**Time & Location**: 4:10pm, Mathematical Science Building, room 1147. Light refreshment served before the talk.

The flyer for colloquium below or you can download it here.

##### February 8, 2019

**Speaker:** Robert Wald, Chicago

**Title:** Quantum Superposition of Massive Bodies

**Abstract:** We analyse a gedankenexperiment previously considered by Mari et al. that involves quantum superpositions of charged and/or massive bodies ("particles'') under the control of the observers, Alice and Bob. In the electromagnetic case, we show that the quantization of electromagnetic radiation (which causes decoherence of Alice's particle) and vacuum fluctuations of the electromagnetic field (which limits Bob's ability to localize his particle to better than a charge-radius) both are essential for avoiding apparent paradoxes with causality and complementarity. We then analyze the gravitational version of this gedankenexperiment. We correct an error in the analysis of Mari et al. and of Baym and Ozawa, who did not properly account for the conservation of center of mass of an isolated system. We show that the analysis of the gravitational case is in complete parallel with the electromagnetic case provided that gravitational radiation is quantized and that vacuum fluctuations limit the localization of a particle to no better than a Planck length. This provides support for the view that (linearized) gravity should have a quantum field description.

**Time & Location**: 4:10pm, Mathematical Science Building, room 1147. Light refreshment served before the talk.

The flyer for colloquium below or you can download it here.

##### April 11, 2018

**Speaker:** Roberto Emparan, Barcelona

**Title:** Black hole fusion made easy

**Abstract:** The fusion of two black holes --- a signature phenomenon of General Relativity --- is usually regarded as a process so complex that nothing short of a supercomputer simulation can accurately capture it. But this is not quite so – not always. I will explain how the event horizon of the fusion can be found in a very simple way when one of the black holes is much smaller than the other. The construction is not only simple but also accurate, general, and realistic: these fusions are occurring out there, all the time. Remarkably, the ideas and techniques involved are elementary, so the construction can be understood with only a basic knowledge of General Relativity.

**Time & Location**: 3:10pm, Mathematical Science Building, room 1147. Light refreshment served before the talk.

The flyer for colloquium below or you can download it here.

##### February 27, 2018

**Speaker:** Sergei Gukov, Caltech

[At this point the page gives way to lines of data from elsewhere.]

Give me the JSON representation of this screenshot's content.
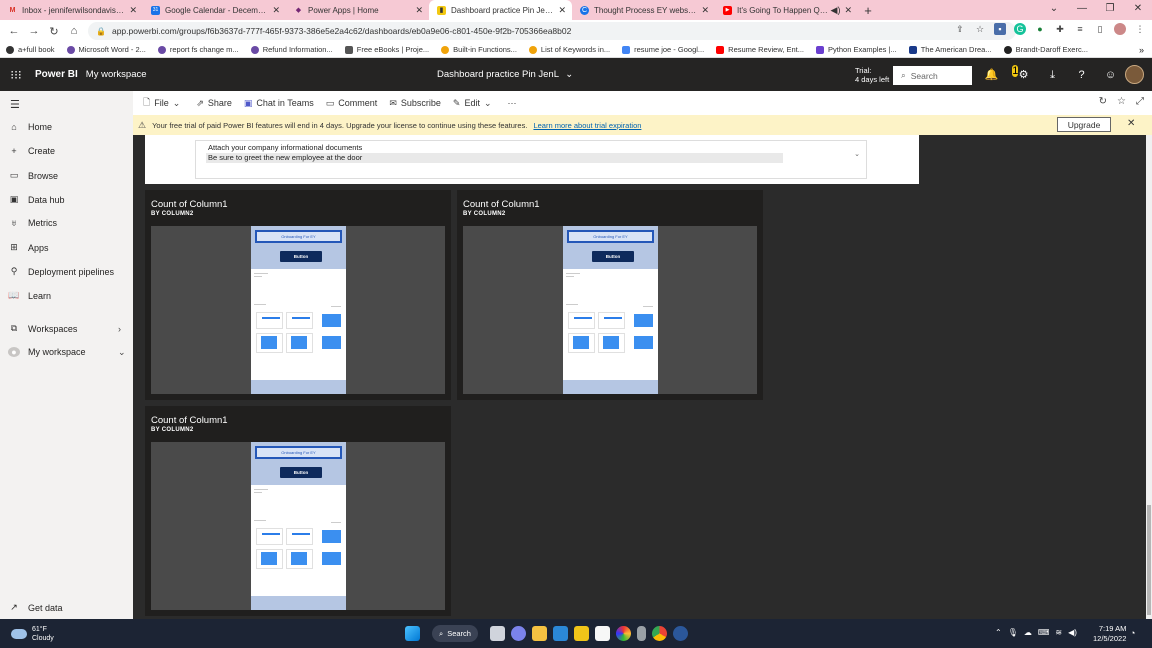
{
  "browser": {
    "tabs": [
      {
        "title": "Inbox - jenniferwilsondavis@gm...",
        "favicon_color": "#d93025",
        "favicon_text": "M",
        "active": false
      },
      {
        "title": "Google Calendar - December 20...",
        "favicon_color": "#1a73e8",
        "favicon_text": "31",
        "active": false
      },
      {
        "title": "Power Apps | Home",
        "favicon_color": "#742774",
        "favicon_text": "◆",
        "active": false
      },
      {
        "title": "Dashboard practice Pin JenL - Po...",
        "favicon_color": "#f2c811",
        "favicon_text": "▮",
        "active": true
      },
      {
        "title": "Thought Process EY website - Wi...",
        "favicon_color": "#1a73e8",
        "favicon_text": "C",
        "active": false
      },
      {
        "title": "It's Going To Happen Quickl...",
        "favicon_color": "#ff0000",
        "favicon_text": "▶",
        "active": false
      }
    ],
    "new_tab": "+",
    "url": "app.powerbi.com/groups/f6b3637d-777f-465f-9373-386e5e2a4c62/dashboards/eb0a9e06-c801-450e-9f2b-705366ea8b02",
    "bookmarks": [
      {
        "label": "a+full book",
        "color": "#333333"
      },
      {
        "label": "Microsoft Word - 2...",
        "color": "#6a4aa5"
      },
      {
        "label": "report fs change m...",
        "color": "#6a4aa5"
      },
      {
        "label": "Refund Information...",
        "color": "#6a4aa5"
      },
      {
        "label": "Free eBooks | Proje...",
        "color": "#555555"
      },
      {
        "label": "Built-in Functions...",
        "color": "#f0a30a"
      },
      {
        "label": "List of Keywords in...",
        "color": "#f0a30a"
      },
      {
        "label": "resume joe - Googl...",
        "color": "#4285f4"
      },
      {
        "label": "Resume Review, Ent...",
        "color": "#ff0000"
      },
      {
        "label": "Python Examples |...",
        "color": "#6a3fcf"
      },
      {
        "label": "The American Drea...",
        "color": "#1a3a8a"
      },
      {
        "label": "Brandt-Daroff Exerc...",
        "color": "#222222"
      }
    ],
    "bookmarks_more": "»"
  },
  "header": {
    "brand": "Power BI",
    "workspace": "My workspace",
    "title": "Dashboard practice Pin JenL",
    "trial_line1": "Trial:",
    "trial_line2": "4 days left",
    "search_placeholder": "Search",
    "notif_count": "1"
  },
  "nav": {
    "items": [
      {
        "label": "Home",
        "icon": "⌂"
      },
      {
        "label": "Create",
        "icon": "+"
      },
      {
        "label": "Browse",
        "icon": "▭"
      },
      {
        "label": "Data hub",
        "icon": "▣"
      },
      {
        "label": "Metrics",
        "icon": "♅"
      },
      {
        "label": "Apps",
        "icon": "⊞"
      },
      {
        "label": "Deployment pipelines",
        "icon": "⚲"
      },
      {
        "label": "Learn",
        "icon": "📖"
      }
    ],
    "workspaces": "Workspaces",
    "my_workspace": "My workspace",
    "get_data": "Get data"
  },
  "toolbar": {
    "file": "File",
    "share": "Share",
    "chat": "Chat in Teams",
    "comment": "Comment",
    "subscribe": "Subscribe",
    "edit": "Edit",
    "more": "···"
  },
  "banner": {
    "text": "Your free trial of paid Power BI features will end in 4 days. Upgrade your license to continue using these features.",
    "link": "Learn more about trial expiration",
    "upgrade": "Upgrade"
  },
  "top_tile": {
    "lines": [
      "Attach your company informational documents",
      "Be sure to greet the new employee at the door"
    ]
  },
  "tiles": [
    {
      "title": "Count of Column1",
      "subtitle": "BY COLUMN2",
      "mock_title": "Onboarding For EY",
      "mock_button": "Button"
    },
    {
      "title": "Count of Column1",
      "subtitle": "BY COLUMN2",
      "mock_title": "Onboarding For EY",
      "mock_button": "Button"
    },
    {
      "title": "Count of Column1",
      "subtitle": "BY COLUMN2",
      "mock_title": "Onboarding For EY",
      "mock_button": "Button"
    }
  ],
  "taskbar": {
    "temp": "61°F",
    "condition": "Cloudy",
    "search": "Search",
    "time": "7:19 AM",
    "date": "12/5/2022"
  }
}
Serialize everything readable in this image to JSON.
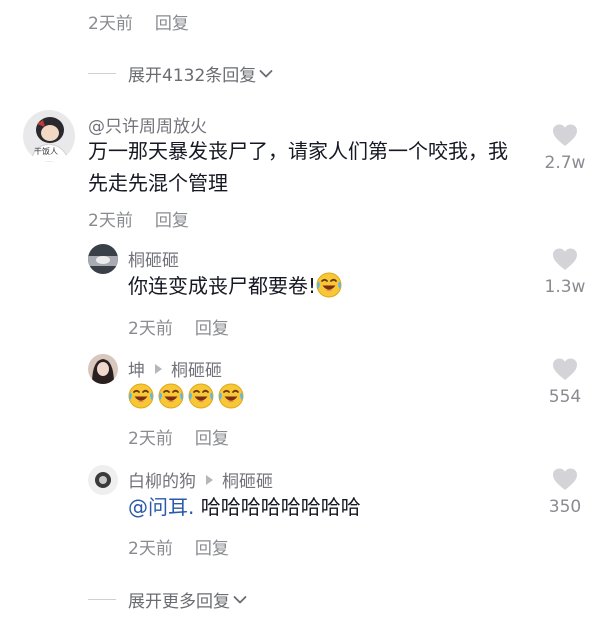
{
  "top_meta": {
    "time": "2天前",
    "reply": "回复"
  },
  "expand_replies_top": {
    "label": "展开4132条回复"
  },
  "comment": {
    "username": "@只许周周放火",
    "avatar_caption": "干饭人",
    "text": "万一那天暴发丧尸了，请家人们第一个咬我，我先走先混个管理",
    "time": "2天前",
    "reply": "回复",
    "likes": "2.7w"
  },
  "replies": [
    {
      "username": "桐砸砸",
      "text": "你连变成丧尸都要卷!",
      "emoji_count": 1,
      "time": "2天前",
      "reply": "回复",
      "likes": "1.3w"
    },
    {
      "username": "坤",
      "reply_to": "桐砸砸",
      "emoji_count": 4,
      "time": "2天前",
      "reply": "回复",
      "likes": "554"
    },
    {
      "username": "白柳的狗",
      "reply_to": "桐砸砸",
      "mention": "@问耳.",
      "text": " 哈哈哈哈哈哈哈哈",
      "time": "2天前",
      "reply": "回复",
      "likes": "350"
    }
  ],
  "expand_more": {
    "label": "展开更多回复"
  },
  "icons": {
    "like": "heart-icon",
    "expand": "chevron-down-icon",
    "reply_arrow": "triangle-right-icon",
    "emoji": "crying-laughing-emoji-icon"
  },
  "colors": {
    "text": "#161823",
    "meta": "#8a8b91",
    "mention": "#2b5aa8",
    "heart": "#d4d4d8"
  }
}
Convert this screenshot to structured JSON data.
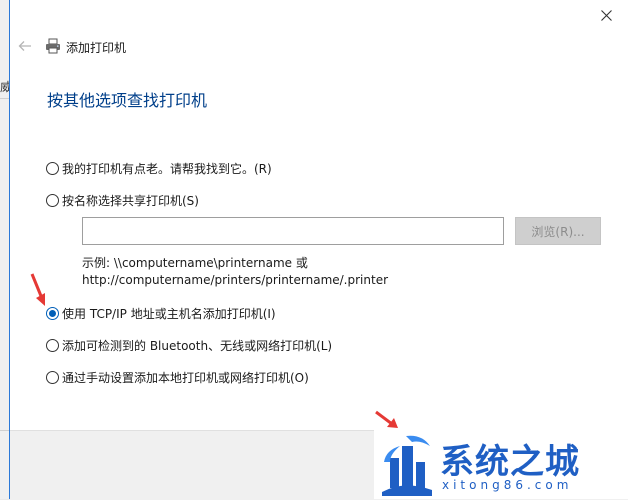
{
  "background_window": {
    "fragment_text": "威"
  },
  "dialog": {
    "title": "添加打印机",
    "heading": "按其他选项查找打印机",
    "options": [
      {
        "label": "我的打印机有点老。请帮我找到它。(R)",
        "checked": false
      },
      {
        "label": "按名称选择共享打印机(S)",
        "checked": false
      },
      {
        "label": "使用 TCP/IP 地址或主机名添加打印机(I)",
        "checked": true
      },
      {
        "label": "添加可检测到的 Bluetooth、无线或网络打印机(L)",
        "checked": false
      },
      {
        "label": "通过手动设置添加本地打印机或网络打印机(O)",
        "checked": false
      }
    ],
    "share_input": {
      "value": ""
    },
    "browse_button": "浏览(R)...",
    "example_line1": "示例: \\\\computername\\printername 或",
    "example_line2": "http://computername/printers/printername/.printer"
  },
  "watermark": {
    "name": "系统之城",
    "url": "xitong86.com"
  },
  "colors": {
    "accent": "#005fb8",
    "heading": "#003f8a",
    "arrow": "#e53935",
    "watermark": "#1f5fc4"
  }
}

**Title:** Conformal Symmetry and 4-Manifolds

**Time & Location**: 3:10pm, Mathematical Science Building, room 1147. Light refreshment served before the talk.

The flyer for colloquium below or you can download it here.

##### November 21, 2017

**Speaker:** Nicolai Reshetikhin, UC Berkeley

**Title:** Superintegrable Systems

**Time & Location**: 11:00am, Mathematical Science Building, room 1147. Coffee before the talk and a lunch afterwards.

The flyer for colloquium below or you can download it here.

##### October 24, 2017

**Speaker:** Maxim Kontsevich, IHES Paris

**Title:** Quaternionic D-branes

**Time & Location**: 10:30am (refreshment at 10:15am), Mathematical Science Building, room 1147.

The flyer for colloquium below or you can download it here.

##### October 17, 2017

**Speaker:** Nima Arkani-Hamed, IAS Princeton

**Title:** Spacetime, Quantum Mechanics and Positive Geometry

**Time & Location**: 10:30am (refreshment at 10:15am, reception after colloquium), Mathematical Science Building, room 1147.

**Abstract:** *Spacetime and Quantum Mechanics form the pillars of our understanding of modern physics, but there are several indications that these concepts are approximate and must emerge from deeper principles, undoubtedly involving new mathematics. In this talk I will describe some emerging ideas along these lines, and present a new formulation of some very basic physics-- fundamental to particle scattering and to cosmology--not following from quantum evolution in space-time, but associated with simple new mathematical structures in "positive geometry". In these examples we can concretely see how the usual rules of space-time and quantum mechanics can arise, joined at the hip, from fundamentally geometric and combinatorial origins.*

The flyer for colloquium below or you can download it here.